  2. Singh G, Hickson L, English K, Scherpiet S, Lemke U, Timmer B, Buerkli-Halevy O, Montano J, Preminger J, Scarinci N, Saunders G, Jennings MB, Launer S. Family-Centered Adult Audiologic Care: A Phonak Position Statement. Hearing Review. 2016;23(4):16-21.

  3. Ekberg K, Myer C, Scarinci N, Grenness C, Hickson L. Family member involvement in audiology appointments with older people with hearing impairment. Int J Audiol. 2014;54 (2):1-7.

  4. Ekberg K, Grenness C, Hickson L. Addressing patients’ social concerns regarding hearing aids within audiology appointments for older adults. Am J Audiol. 2014; 23: 337-350.

  5. English K, Jennings MB, Lind C, Montano J, Preminger J, Saunders G, Singh G, Thompson E. Family-centered Audiology Care: Working with Difficult Conversations. Hearing Review. 2016; 23(8):14-17.

  6. Singh G, Launer S. Social Context and Hearing Aid Adoption. Trends in Hearing. 2016;(20):1-10


Bettina Turnbull, MAud

Bettina Turnbull, MAud

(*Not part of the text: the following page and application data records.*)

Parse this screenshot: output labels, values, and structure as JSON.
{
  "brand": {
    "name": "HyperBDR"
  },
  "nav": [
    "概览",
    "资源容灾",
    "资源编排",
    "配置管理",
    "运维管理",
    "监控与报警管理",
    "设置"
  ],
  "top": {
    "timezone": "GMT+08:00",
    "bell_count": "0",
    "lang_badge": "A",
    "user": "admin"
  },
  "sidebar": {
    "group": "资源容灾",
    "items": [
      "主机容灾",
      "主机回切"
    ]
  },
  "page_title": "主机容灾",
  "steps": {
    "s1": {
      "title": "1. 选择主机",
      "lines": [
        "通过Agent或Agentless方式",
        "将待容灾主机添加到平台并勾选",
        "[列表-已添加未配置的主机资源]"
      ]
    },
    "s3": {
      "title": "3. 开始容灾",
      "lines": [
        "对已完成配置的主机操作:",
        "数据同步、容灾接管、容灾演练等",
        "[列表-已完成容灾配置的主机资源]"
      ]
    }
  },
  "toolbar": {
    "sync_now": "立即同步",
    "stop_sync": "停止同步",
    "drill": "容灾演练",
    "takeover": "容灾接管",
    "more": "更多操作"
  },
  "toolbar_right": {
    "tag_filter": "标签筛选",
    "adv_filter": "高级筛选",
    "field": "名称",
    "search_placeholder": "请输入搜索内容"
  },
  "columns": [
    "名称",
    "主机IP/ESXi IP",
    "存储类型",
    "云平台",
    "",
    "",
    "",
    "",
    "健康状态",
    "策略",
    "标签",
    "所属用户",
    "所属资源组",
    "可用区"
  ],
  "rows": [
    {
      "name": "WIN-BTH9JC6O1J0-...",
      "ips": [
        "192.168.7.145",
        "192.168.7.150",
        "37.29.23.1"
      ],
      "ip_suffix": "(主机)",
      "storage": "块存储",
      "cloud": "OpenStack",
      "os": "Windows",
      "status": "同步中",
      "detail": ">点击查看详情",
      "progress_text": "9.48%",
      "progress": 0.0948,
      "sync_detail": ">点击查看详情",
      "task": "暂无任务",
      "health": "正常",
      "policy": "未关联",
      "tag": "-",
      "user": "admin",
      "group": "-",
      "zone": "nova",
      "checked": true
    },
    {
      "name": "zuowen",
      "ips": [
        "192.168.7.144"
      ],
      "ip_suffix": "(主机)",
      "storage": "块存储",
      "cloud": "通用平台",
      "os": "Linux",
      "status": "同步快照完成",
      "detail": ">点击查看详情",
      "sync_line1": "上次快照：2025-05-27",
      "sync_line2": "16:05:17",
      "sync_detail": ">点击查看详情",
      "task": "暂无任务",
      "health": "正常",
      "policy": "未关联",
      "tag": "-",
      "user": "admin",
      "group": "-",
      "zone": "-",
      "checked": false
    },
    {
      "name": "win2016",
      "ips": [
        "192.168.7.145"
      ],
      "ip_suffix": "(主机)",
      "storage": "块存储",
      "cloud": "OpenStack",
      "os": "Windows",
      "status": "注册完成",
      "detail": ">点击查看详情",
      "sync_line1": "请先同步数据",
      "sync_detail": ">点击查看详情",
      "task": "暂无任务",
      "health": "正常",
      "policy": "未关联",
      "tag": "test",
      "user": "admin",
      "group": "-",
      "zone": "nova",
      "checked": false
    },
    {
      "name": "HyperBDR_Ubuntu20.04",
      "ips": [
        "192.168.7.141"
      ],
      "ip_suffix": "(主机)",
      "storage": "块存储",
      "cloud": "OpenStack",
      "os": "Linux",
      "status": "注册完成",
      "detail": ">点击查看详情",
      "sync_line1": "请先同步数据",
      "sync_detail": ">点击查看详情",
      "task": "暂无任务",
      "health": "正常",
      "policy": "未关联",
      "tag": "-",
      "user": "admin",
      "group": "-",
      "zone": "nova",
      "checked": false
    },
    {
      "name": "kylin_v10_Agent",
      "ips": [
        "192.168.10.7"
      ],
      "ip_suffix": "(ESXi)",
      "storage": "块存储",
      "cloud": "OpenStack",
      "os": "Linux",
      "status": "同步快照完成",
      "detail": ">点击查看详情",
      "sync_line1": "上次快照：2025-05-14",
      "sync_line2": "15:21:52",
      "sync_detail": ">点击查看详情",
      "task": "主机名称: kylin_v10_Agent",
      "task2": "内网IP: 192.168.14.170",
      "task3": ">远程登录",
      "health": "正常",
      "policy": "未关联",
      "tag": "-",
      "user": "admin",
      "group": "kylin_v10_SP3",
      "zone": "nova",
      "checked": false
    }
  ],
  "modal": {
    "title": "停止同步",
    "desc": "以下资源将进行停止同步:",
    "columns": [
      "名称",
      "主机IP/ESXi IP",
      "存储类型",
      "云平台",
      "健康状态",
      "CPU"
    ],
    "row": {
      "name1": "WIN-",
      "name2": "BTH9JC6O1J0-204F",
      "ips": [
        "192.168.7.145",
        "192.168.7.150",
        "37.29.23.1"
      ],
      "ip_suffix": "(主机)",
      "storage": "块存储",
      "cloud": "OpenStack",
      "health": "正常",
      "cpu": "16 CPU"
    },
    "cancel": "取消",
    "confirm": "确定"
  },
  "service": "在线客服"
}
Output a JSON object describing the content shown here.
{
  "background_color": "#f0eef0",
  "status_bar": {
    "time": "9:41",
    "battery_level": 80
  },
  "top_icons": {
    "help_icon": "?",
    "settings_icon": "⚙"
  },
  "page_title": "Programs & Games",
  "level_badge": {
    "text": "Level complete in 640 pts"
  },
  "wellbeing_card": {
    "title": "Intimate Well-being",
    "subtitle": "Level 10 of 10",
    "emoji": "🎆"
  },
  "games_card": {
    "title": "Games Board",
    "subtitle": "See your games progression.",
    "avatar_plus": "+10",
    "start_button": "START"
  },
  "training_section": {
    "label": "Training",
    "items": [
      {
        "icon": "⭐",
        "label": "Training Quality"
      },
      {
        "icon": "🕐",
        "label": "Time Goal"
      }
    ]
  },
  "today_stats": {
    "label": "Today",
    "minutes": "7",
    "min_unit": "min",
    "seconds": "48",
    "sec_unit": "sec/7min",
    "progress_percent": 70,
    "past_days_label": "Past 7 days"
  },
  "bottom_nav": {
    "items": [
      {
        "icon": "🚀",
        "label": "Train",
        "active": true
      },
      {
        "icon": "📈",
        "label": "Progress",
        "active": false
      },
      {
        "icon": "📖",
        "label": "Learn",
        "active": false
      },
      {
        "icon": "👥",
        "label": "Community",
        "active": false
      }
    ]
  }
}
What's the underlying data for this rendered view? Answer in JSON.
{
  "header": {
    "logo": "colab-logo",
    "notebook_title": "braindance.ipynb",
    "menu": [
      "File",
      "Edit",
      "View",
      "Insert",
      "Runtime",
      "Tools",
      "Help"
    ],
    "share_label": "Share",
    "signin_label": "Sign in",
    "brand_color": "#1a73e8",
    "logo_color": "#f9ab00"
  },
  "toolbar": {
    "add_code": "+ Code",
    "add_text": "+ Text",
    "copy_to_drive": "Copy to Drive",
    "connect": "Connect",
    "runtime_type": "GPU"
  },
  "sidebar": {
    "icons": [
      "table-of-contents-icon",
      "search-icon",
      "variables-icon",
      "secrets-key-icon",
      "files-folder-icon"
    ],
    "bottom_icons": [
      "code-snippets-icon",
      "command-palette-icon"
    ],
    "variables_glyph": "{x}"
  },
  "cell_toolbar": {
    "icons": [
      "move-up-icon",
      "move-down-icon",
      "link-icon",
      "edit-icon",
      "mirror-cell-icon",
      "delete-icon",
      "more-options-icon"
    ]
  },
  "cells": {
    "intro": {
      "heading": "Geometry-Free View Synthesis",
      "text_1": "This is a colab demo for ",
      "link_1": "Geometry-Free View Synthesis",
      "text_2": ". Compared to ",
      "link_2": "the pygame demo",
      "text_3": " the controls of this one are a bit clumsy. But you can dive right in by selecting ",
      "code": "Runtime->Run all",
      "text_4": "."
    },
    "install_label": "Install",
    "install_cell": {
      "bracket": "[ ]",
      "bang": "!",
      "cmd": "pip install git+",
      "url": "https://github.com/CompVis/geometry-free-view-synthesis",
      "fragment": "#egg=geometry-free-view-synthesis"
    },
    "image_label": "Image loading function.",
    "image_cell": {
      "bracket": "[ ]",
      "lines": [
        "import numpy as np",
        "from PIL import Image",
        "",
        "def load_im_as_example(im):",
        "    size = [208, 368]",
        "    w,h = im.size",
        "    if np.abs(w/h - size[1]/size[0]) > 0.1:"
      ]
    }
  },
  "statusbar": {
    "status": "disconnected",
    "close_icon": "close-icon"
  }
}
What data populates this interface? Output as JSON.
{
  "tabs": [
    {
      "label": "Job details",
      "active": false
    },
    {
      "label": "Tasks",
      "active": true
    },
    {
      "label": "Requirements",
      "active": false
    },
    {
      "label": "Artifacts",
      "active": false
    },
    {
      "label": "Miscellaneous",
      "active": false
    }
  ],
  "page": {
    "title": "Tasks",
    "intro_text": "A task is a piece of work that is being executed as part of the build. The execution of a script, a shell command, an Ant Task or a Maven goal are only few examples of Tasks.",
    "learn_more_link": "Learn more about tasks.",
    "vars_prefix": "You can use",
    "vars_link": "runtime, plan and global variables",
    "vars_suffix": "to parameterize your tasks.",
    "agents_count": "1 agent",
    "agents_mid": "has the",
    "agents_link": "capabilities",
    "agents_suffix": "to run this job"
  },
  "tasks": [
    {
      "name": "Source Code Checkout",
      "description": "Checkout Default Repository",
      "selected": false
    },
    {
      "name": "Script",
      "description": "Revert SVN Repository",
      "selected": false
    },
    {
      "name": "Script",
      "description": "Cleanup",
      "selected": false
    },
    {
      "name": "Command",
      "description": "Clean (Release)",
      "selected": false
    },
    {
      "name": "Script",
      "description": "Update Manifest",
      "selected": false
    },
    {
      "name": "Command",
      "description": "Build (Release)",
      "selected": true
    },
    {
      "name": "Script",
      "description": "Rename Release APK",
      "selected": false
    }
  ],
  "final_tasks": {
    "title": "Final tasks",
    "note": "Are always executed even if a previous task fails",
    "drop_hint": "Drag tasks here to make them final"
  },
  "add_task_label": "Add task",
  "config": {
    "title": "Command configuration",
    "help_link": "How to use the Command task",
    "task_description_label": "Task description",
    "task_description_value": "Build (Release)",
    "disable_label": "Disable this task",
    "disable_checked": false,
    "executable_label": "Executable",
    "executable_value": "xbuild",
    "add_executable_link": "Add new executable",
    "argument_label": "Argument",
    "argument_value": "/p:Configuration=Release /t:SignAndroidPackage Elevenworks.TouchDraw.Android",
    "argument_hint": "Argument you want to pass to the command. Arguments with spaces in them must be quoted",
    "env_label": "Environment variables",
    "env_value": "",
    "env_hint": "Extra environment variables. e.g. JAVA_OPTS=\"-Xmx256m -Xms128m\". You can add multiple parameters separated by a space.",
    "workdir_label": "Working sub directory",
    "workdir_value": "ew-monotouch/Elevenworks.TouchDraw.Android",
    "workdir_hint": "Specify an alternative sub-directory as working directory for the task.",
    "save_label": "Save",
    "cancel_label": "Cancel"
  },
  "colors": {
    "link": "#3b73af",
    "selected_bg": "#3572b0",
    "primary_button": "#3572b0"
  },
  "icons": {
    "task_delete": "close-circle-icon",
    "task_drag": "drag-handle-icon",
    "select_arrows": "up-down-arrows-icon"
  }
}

Bettina Turnbull, MAud, is director of Audiology & Education, Asia Pacific for the Sonova Group, with her home base in Sydney, Australia.

Correspondence to HR or Bettina Turnbull at: [email protected]

Original citation for this article: Turnbull B. How Do I Implement Family-centered Care in My Practice? Hearing Review. 2016;23(12):22.

OTHER ARTICLES in this series:

Family-centered Adult Audiologic Care: A Phonak Position Statement. By Gurjit Singh, PhD; Louise Hickson, PhD; Kris English, PhD; Sigrid Scherpiet, PhD; Ulrike Lemke, PhD; Barbra Timmer, MACAuD; Ora Buerkli-Halevi, MS; Joseph Montano, EdD; Jill Preminger, PhD; Nerina Scarinci, PhD; Gabrielle H. Saunders, PhD; Mary Beth Jennings, PhD, and Stefan Launer, PhD. Apr 2016 Hearing Review.

Family-centered Audiology Care: Working with Difficult Conversations. By Kris English, PhD; Mary Beth Jennings, PhD; Christopher Lind, PhD; Joseph Montano, EdD; Jill Preminger, PhD; Gabrielle Saunders, PhD; Gurjit Singh, PhD; Elizabeth Thompson, AuD. August 2016 Hearing Review.

Family-centered Audiology Care: Making Decisions and Setting Goals Together. By Louise Hickson, PhD; Christopher Lind, PhD; Jill Preminger, PhD; Brittany Brose, AuD; Rebecca Hauff, and Joseph Montano, PhD. Nov 2016 Hearing Review.

Family-centered Audiology Care: How Do I Implement Family-centered Care in My Practice? By Bettina Turnbull, MAud. December 2016 Hearing Review.

Family-centered Care: Working with Partners Reporting “Incongruent” Hearing Aid Outcome. By Gabrielle Saunders, PhD, Jill Preminger, PhD, and Nerina Scarinci, PhD. February 2017 Hearing Review.